One of her most popular strategies is “clean up five things,” the idea that there are only five things in a room: trash, dishes, laundry, things with a place, and things without a place. By focusing on one category at a time, she doesn’t get overwhelmed when it seems like there are 100 different items to put away.
Davis is also a big believer in what she calls “closing tasks,” inspired by her time as a server. She often doesn’t have the energy to clean her entire kitchen every night, so she started doing just a few small tasks, “as a favor for the future so I can set myself up for success in the morning.”
“I broke away from the idea that it had to be all or nothing and just started thinking about function” when it came to cleaning, she said. “When I think ‘What do I need in the morning? ‘ I can suddenly get specific.” She makes sure she has plenty of clean dishes and counter space so she can make breakfast, empty the trash, and sweep up any crumbs. “What feels like this big, never-ending task is really just 20 minutes of my day,” she said.
For people who are really struggling, Davis stressed that things can be ugly, but shouldn’t be unsanitary. If you don’t have the energy to wash all your dishes, clean one or two for your next meal or use paper plates. If the laundry involves too many steps, don’t worry about folding; wrinkles never hurt anyone.
Make homeworking better for you
People who are neurodivergent, with attention deficit hyperactivity disorder (ADHD), autism, or other executive function problems also often struggle with excessive clutter. Like “depression chambers,” the term “piles of doom” has gained popularity on social media to describe the random things that pile up that you don’t know what to do with. Almost everyone has a junk drawer or two in their home, but these piles of junk are more ubiquitous for people who struggle with executive functioning.
Lenore Brooks is an interior designer who specializes in working with people who are neurodivergent. When her sister, who has ADHD, lived with her for a short time, Brooks discovered that there were many resources to help children with ADHD or autism stay organized, but virtually none aimed at adults.
Much of Brooks’ work revolves around helping her clients deal with seemingly endless messes; they feel like they are constantly cleaning but the mess is always there. People with ADHD especially struggle with this because, she said, “it seems like decision fatigue almost all the time. ‘I can’t decide what to do with it, so I’m just not going to do anything with it.’https: //news.google. com/__i/rss/rd/articles/”
The first step, Brooks said, is to really pay attention to the items you tidy up often. Then find better places for them to live. “What I talk about a lot with my clients is systems,” she said. “Finding out why things are where they are, why clutter is piling up where it is, and then changing the design or organization around how people actually use their homes.”
These changes can be simple. For example, if you find yourself constantly removing pens from the cushions of your living room sofa and coffee table, consider designating a place to keep the pens in the room where you actually use them.

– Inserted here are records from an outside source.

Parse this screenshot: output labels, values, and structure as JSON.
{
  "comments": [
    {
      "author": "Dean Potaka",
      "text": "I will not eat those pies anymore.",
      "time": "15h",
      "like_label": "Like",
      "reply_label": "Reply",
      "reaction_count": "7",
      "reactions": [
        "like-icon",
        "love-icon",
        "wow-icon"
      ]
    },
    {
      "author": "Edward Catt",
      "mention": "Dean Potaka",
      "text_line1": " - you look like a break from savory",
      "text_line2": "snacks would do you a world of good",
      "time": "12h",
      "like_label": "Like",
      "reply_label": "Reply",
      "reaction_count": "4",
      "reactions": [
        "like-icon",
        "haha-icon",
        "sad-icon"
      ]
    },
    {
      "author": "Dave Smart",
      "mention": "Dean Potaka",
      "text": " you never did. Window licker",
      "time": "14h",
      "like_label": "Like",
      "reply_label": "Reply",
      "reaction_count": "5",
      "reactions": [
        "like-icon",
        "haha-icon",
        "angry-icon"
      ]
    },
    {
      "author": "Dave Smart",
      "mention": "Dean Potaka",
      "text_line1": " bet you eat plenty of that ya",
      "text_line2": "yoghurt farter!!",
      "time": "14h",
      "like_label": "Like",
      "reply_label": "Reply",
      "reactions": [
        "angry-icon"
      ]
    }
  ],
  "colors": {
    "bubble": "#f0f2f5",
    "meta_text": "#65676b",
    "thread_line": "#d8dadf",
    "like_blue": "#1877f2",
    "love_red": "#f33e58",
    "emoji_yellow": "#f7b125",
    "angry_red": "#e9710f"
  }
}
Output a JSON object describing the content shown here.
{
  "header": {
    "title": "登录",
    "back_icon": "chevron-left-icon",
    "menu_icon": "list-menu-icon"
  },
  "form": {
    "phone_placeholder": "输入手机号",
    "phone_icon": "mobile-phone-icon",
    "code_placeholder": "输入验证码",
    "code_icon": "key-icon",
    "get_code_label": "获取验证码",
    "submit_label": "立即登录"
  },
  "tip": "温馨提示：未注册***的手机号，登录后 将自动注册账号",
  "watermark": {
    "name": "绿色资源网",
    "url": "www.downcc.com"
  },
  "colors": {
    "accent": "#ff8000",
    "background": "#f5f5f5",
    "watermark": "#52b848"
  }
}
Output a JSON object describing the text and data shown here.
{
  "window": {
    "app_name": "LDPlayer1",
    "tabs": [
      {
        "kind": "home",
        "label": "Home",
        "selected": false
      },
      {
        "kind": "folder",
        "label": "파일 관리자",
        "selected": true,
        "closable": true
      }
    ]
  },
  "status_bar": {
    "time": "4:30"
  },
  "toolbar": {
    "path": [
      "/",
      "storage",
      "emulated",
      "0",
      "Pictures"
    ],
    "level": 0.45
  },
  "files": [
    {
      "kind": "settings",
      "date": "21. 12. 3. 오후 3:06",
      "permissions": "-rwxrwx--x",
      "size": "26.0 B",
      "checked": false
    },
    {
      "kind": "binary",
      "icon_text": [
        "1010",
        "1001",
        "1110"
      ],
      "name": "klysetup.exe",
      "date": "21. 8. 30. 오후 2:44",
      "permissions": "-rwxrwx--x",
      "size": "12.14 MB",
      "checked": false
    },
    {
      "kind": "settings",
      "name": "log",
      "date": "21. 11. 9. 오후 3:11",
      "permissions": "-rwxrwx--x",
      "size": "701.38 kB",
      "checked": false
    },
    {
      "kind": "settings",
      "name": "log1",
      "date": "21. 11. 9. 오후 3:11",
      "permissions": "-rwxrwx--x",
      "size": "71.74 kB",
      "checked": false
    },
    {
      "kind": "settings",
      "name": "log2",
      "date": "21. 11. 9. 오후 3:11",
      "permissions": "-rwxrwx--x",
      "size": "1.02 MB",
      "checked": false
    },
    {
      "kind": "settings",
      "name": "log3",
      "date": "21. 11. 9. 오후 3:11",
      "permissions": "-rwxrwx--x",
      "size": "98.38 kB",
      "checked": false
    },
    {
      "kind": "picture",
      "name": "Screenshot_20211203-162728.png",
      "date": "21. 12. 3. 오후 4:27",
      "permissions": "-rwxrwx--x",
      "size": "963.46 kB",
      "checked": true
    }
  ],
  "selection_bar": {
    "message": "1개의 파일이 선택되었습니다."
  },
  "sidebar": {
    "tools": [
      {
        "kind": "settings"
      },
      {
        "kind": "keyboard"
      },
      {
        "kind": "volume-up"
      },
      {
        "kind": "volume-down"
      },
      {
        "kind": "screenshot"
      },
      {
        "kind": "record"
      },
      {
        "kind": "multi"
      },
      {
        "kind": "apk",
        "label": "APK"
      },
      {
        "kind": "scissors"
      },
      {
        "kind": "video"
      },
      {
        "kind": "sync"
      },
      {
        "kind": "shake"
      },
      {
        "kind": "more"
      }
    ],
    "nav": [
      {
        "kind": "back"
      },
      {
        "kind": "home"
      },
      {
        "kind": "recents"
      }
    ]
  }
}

Stop the problem before it starts
Once your space is tidy and relatively tidy, try to take a few minutes each day to keep it that way. Davis recommended setting a timer for five or 10 minutes and getting as much care as possible during that time. “I tell myself, ‘I don’t have to finish this task, but I’ll get up for eight minutes to do it’https://news.google.com/__i/rss/rd/articles/” she said. “Most of the time I’m amazed at how much I can do.”
And don’t forget that it’s normal to have some clutter in your home. The TV remote, your glasses, mail you need to sort, an art project you’re working on: “They’re the signs of life in your house,” Brooks said.
This article originally appeared in The New York Times.